- **PROBLEM TO WORK ON**: Your reply should be the full listing, copied exactly.
BEGIN
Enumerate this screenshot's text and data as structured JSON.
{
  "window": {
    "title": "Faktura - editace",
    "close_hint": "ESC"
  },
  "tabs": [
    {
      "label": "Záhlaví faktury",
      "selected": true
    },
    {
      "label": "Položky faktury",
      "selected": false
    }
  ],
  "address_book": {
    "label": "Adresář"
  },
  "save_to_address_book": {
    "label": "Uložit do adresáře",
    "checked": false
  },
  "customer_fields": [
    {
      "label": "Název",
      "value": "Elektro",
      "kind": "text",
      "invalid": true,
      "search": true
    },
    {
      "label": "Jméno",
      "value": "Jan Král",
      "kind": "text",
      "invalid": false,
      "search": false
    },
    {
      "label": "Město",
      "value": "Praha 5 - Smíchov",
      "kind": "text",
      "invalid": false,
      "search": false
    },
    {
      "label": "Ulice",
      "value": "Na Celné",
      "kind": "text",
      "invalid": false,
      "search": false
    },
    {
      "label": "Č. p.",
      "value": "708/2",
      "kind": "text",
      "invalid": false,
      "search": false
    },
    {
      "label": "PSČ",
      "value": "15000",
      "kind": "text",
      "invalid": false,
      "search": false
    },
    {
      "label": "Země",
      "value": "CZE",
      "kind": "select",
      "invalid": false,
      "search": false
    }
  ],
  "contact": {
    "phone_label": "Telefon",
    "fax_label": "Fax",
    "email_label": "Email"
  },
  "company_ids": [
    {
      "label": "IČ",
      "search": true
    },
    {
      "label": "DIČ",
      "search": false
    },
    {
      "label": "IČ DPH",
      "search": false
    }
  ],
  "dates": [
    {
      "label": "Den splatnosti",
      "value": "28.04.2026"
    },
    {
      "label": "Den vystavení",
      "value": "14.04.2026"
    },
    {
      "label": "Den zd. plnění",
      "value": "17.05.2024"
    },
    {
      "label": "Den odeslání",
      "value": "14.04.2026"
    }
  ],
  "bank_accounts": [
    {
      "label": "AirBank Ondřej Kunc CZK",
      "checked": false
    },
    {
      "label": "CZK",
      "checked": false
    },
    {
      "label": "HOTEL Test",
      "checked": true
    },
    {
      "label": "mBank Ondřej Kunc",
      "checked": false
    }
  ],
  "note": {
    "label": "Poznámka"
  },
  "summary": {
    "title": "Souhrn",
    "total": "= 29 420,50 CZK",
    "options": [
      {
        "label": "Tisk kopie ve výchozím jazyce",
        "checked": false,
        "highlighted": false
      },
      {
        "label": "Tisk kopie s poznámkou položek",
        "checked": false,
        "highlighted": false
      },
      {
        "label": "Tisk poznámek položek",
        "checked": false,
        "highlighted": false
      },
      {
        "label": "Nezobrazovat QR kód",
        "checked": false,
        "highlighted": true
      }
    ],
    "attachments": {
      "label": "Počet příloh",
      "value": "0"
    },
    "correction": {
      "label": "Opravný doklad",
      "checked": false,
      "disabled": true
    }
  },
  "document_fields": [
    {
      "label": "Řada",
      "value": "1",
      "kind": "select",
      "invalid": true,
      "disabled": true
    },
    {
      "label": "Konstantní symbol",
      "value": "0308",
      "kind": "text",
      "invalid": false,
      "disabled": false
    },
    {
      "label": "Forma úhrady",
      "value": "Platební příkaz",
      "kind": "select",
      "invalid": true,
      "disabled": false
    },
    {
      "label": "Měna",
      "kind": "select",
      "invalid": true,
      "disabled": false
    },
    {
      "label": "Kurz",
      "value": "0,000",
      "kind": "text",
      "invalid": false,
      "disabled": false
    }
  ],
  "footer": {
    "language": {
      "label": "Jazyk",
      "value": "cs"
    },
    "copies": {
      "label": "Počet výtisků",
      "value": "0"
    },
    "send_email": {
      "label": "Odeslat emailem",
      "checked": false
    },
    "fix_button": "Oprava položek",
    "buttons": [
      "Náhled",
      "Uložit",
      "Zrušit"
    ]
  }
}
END
- **RESPONSE BELOW**:
Enumerate this screenshot's text and data as structured JSON.
{
  "window": {
    "title": "Faktura - editace",
    "close_hint": "ESC"
  },
  "tabs": [
    {
      "label": "Záhlaví faktury",
      "selected": true
    },
    {
      "label": "Položky faktury",
      "selected": false
    }
  ],
  "address_book": {
    "label": "Adresář"
  },
  "save_to_address_book": {
    "label": "Uložit do adresáře",
    "checked": false
  },
  "customer_fields": [
    {
      "label": "Název",
      "value": "Elektro",
      "kind": "text",
      "invalid": true,
      "search": true
    },
    {
      "label": "Jméno",
      "value": "Jan Král",
      "kind": "text",
      "invalid": false,
      "search": false
    },
    {
      "label": "Město",
      "value": "Praha 5 - Smíchov",
      "kind": "text",
      "invalid": false,
      "search": false
    },
    {
      "label": "Ulice",
      "value": "Na Celné",
      "kind": "text",
      "invalid": false,
      "search": false
    },
    {
      "label": "Č. p.",
      "value": "708/2",
      "kind": "text",
      "invalid": false,
      "search": false
    },
    {
      "label": "PSČ",
      "value": "15000",
      "kind": "text",
      "invalid": false,
      "search": false
    },
    {
      "label": "Země",
      "value": "CZE",
      "kind": "select",
      "invalid": false,
      "search": false
    }
  ],
  "contact": {
    "phone_label": "Telefon",
    "fax_label": "Fax",
    "email_label": "Email"
  },
  "company_ids": [
    {
      "label": "IČ",
      "search": true
    },
    {
      "label": "DIČ",
      "search": false
    },
    {
      "label": "IČ DPH",
      "search": false
    }
  ],
  "dates": [
    {
      "label": "Den splatnosti",
      "value": "28.04.2026"
    },
    {
      "label": "Den vystavení",
      "value": "14.04.2026"
    },
    {
      "label": "Den zd. plnění",
      "value": "17.05.2024"
    },
    {
      "label": "Den odeslání",
      "value": "14.04.2026"
    }
  ],
  "bank_accounts": [
    {
      "label": "AirBank Ondřej Kunc CZK",
      "checked": false
    },
    {
      "label": "CZK",
      "checked": false
    },
    {
      "label": "HOTEL Test",
      "checked": true
    },
    {
      "label": "mBank Ondřej Kunc",
      "checked": false
    }
  ],
  "note": {
    "label": "Poznámka"
  },
  "summary": {
    "title": "Souhrn",
    "total": "= 29 420,50 CZK",
    "options": [
      {
        "label": "Tisk kopie ve výchozím jazyce",
        "checked": false,
        "highlighted": false
      },
      {
        "label": "Tisk kopie s poznámkou položek",
        "checked": false,
        "highlighted": false
      },
      {
        "label": "Tisk poznámek položek",
        "checked": false,
        "highlighted": false
      },
      {
        "label": "Nezobrazovat QR kód",
        "checked": false,
        "highlighted": true
      }
    ],
    "attachments": {
      "label": "Počet příloh",
      "value": "0"
    },
    "correction": {
      "label": "Opravný doklad",
      "checked": false,
      "disabled": true
    }
  },
  "document_fields": [
    {
      "label": "Řada",
      "value": "1",
      "kind": "select",
      "invalid": true,
      "disabled": true
    },
    {
      "label": "Konstantní symbol",
      "value": "0308",
      "kind": "text",
      "invalid": false,
      "disabled": false
    },
    {
      "label": "Forma úhrady",
      "value": "Platební příkaz",
      "kind": "select",
      "invalid": true,
      "disabled": false
    },
    {
      "label": "Měna",
      "kind": "select",
      "invalid": true,
      "disabled": false
    },
    {
      "label": "Kurz",
      "value": "0,000",
      "kind": "text",
      "invalid": false,
      "disabled": false
    }
  ],
  "footer": {
    "language": {
      "label": "Jazyk",
      "value": "cs"
    },
    "copies": {
      "label": "Počet výtisků",
      "value": "0"
    },
    "send_email": {
      "label": "Odeslat emailem",
      "checked": false
    },
    "fix_button": "Oprava položek",
    "buttons": [
      "Náhled",
      "Uložit",
      "Zrušit"
    ]
  }
}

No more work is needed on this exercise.